#7009 Williams - BMW-Williams FW23 (2001)
BMW-Williams FW23 (2001) as used by Ralf Schumacher (No 5) from the Williams F1 team at the Technik Museum Sinsheim (Germany)
The BMW-Williams FW23 was the car with which the Williams team competed in the 2001 Formula One (F1) World Championship. It was driven by German Ralf Schumacher (No 5), who was in his third year with the team, and Colombian Juan Pablo Montoya (No 6), a previous Formula 3000 and CART champion who was making his F1 début. 2001 was Williams' second year with engine partners BMW and the promise shown in 2000 translated into raw speed and some good results throughout the year, including the team's first win since 1997, at Imola. The powerful engine, well-designed chassis, the Michelin tyres' tendency to work well in hot conditions and the efforts of two quick drivers resulted in a haul of four victories and the team's re-emergence at the top of the sport, alongside Ferrari and McLaren. The car was especially strong on faster circuits such as Hockenheim and Monza, where the BMW engine put Williams at a distinct advantage over their rivals. However, Williams was not able to mount a title challenge, for several reasons. Firstly, the BMW engines were more unreliable than their rivals, resulting in a finishing rate of less than 50%. Secondly, in contrast to the faster circuits, the chassis was not as competitive on high-downforce tracks such as Monaco and the Hungaroring. Thirdly, both drivers made several mistakes, Montoya in particular as he came to terms with F1. However, the team still finished a clear third in the Constructors' Championship, with 80 points. Williams went into the 2001 season with major sponsorships such as Allianz, Nortel Networks, Compaq, Reuters, Veltins, Petrobras, Castrol and newcomer WorldCom.
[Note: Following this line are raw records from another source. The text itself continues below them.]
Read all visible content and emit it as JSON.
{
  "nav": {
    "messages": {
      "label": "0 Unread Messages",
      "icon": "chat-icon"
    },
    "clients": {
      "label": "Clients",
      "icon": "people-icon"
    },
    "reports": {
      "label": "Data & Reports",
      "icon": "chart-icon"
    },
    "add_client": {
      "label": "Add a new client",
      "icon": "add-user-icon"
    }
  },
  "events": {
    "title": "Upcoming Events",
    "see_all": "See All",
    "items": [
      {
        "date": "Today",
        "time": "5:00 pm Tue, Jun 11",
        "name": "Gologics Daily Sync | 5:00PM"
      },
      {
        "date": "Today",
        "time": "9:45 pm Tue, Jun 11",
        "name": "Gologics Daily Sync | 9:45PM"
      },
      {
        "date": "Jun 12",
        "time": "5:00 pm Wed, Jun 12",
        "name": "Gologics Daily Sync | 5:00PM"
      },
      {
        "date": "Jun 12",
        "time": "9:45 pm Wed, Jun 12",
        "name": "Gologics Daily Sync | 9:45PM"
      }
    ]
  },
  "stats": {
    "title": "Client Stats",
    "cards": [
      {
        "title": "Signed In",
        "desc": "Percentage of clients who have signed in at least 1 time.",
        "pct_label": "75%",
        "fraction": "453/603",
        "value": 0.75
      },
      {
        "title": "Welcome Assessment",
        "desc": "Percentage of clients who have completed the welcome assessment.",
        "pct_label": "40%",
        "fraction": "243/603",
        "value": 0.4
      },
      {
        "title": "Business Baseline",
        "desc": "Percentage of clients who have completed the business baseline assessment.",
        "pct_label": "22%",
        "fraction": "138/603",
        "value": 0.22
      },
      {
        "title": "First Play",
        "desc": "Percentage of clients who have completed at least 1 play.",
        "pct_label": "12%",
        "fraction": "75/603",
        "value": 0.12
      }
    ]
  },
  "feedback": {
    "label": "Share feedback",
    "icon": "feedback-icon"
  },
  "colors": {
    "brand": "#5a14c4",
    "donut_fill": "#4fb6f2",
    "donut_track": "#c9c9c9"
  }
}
The Technik Museum Sinsheim (Sinsheim Museum of Technology) is a technology museum with a strong emphasis on motorized means of transport.
It has been located in the town of Sinsheim (south-east of Heidelberg) in the German state of Baden-Württemberg since its opening in 1981. The two supersonic airliners Concorde and Tupolev Tu-144, which are standing together, are the most striking attraction, but the museum has several collections. The collection includes: aircraft, classic vintage cars, racing- and classic motorcycles, racy sports cars, Formula One legends, extensive militaria, mechanical, rarities and fashions. The museum was founded by car enthusiasts, with the entrepreneur Eberhard Layher as initiator. In addition, the museum also features an IMAX 3D cinema with state-of-the-art 4K technology and a 22x27 metre (about 72x88 ft) projection screen. The museum is connected to the Technik Museum Speyer (Speyer Museum of Technology) in the city of Speyer, which is 34 kilometres (21 mi) to the west.